When most mother experience D-MER for the first time, they have no idea what is happening, which only makes their experience of it that much more troubling and unpleasant. If you are experiencing any signs of D-MER, talk to your doctor or a lactation consultant. Getting a diagnosis – being able to name what is happening to you – will help alleviate some of your fears and stress.
2. Educate yourself.
Mortimore said that once she began to research the condition and learn everything she could about it, she began to feel a whole lot better.
“After posting about it once on Facebook, someone brought up the name,” she told Scary Mommy. “I did some research, and was finally able to come to terms with it. I would still feel sad, and still cry, but I was able to realize it was something that I couldn’t help, but I could get through. I would still be able to enjoy the times I nursed, even though I was fighting the tears.”
3. Remember that D-MER is a medical condition.
We mothers are quick to blame ourselves or think we are overreacting when we have a strong emotional experience. It’s important to keep in mind that D-MER is a real medical condition, and what you are experiencing is not “all in your head.”
When Rita Templeton — who experienced D-MER to some extent with all of her children — realized this, it was a game-changer. “What helped me most was knowing that it was just a physiological response,” she tells Scary Mommy. “It was my body reacting, not my brain. This was very important because until I understood that it was my body, I thought I was nuts, and it was scary. I was comforted by reminding myself that it was just a bodily response, something that would go away like goose bumps or hiccups.”
4. Rest, stay hydrated, and eat well.
Resting and eating well aren’t exactly things that come easily to new moms, but many moms attest to the fact that when they are tired, depleted, and dehydrated, their symptoms of D-MER are worse. Have a glass of water and a healthy snack with you each time you sit down to nurse. If you haven’t learned how to lie down while breastfeeding, now’s your time to master the skill (here’s a helpful video tutorial on the side-lying position).
5. Reduce caffeine and stress … but eat chocolate!
Again, certainly more research is needed on D-MER, but a study published in the International Breastfeeding Journal found that caffeine and stress exacerbated D-MER symptoms in moms. But chocolate (“a chocolate ice cream binge” specifically!) reduced symptoms. Now that’s my kind of advice. Yum.
6. Talk to your doctor about meds.
Although treatment with medication is usually only reserved for severe cases of D-MER, there have been mothers who’ve been successfully treated with medications that increase their dopamine levels. This would be something to talk to your doctor about, but it’s definitely worth looking into. Remember, too, that most common medications are compatible with breastfeeding.
7. Connect to other D-MER moms.

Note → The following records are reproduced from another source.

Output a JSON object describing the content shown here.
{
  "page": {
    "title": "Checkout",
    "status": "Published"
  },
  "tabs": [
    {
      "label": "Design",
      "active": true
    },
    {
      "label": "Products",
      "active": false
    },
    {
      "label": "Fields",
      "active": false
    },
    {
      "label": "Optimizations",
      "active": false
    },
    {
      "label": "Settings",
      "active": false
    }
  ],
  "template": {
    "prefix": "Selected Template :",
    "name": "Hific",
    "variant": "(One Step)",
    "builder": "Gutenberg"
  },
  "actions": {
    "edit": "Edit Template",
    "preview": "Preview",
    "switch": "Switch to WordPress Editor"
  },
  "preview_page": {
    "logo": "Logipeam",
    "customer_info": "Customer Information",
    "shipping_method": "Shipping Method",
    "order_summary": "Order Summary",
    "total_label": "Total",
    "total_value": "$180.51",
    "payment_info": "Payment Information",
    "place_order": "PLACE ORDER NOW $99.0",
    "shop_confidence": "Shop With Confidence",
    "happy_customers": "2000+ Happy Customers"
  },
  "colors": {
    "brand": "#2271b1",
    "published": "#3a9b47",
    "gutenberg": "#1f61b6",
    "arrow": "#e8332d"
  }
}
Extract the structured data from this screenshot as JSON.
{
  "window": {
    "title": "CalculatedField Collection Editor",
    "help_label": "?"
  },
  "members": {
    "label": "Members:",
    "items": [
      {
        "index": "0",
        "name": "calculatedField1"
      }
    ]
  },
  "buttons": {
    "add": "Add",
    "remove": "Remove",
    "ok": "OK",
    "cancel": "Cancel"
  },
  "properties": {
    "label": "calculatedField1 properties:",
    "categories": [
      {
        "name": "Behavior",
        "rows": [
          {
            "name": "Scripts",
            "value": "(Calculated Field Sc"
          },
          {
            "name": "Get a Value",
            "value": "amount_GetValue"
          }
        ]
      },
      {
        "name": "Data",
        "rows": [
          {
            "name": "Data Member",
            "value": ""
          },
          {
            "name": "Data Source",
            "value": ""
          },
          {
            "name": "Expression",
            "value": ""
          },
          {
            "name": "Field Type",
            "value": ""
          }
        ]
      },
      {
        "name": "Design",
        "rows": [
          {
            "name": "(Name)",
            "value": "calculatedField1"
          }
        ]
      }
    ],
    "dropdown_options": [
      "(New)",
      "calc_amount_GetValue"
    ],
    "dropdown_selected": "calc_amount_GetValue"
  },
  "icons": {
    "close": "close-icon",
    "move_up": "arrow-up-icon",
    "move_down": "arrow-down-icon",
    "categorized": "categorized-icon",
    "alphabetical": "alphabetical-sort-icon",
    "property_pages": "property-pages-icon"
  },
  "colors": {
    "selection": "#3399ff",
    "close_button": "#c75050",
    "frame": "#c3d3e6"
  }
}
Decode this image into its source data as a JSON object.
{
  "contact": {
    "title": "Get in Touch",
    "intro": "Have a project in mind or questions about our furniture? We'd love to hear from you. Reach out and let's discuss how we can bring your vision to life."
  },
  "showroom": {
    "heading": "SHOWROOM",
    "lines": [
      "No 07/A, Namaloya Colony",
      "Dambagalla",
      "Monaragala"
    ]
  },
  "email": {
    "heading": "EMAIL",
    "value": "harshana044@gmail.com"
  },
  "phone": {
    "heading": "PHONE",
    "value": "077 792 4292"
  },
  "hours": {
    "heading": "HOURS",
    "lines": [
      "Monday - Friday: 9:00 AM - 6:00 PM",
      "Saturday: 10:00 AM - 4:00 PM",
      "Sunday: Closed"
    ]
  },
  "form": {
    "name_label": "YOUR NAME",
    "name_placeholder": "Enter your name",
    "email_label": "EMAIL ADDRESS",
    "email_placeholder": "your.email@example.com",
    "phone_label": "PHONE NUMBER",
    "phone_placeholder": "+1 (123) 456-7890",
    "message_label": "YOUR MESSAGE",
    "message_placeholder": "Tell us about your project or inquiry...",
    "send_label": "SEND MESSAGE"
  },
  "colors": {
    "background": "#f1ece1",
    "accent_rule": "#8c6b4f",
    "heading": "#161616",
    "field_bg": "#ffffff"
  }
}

Knowing you are not alone in this is SO important. Consider joining your local La Leche League group or other breastfeeding support group. If you don’t know any other real-life moms who have D-MER, there is a wonderful Facebook support group run by D-MER.org where D-MER moms offer tips, encouragement, and solidarity.
Maybe the best advice for coping with D-MER is “this too shall pass.” D-MER will most likely will get better in time – most mothers notice improvements in symptoms at about three months postpartum, and many moms find that symptoms improve or go away altogether as nursing progresses.
That said, D-MER is definitely not something you should just have to “grin and bear.” Nursing your sweet baby has the potential to be one of the most lovely and fulfilling experiences you’ll ever have, and you deserve to have all the help, support, and resources out there to make it as comfortable and peaceful as possible.
This article was originally published on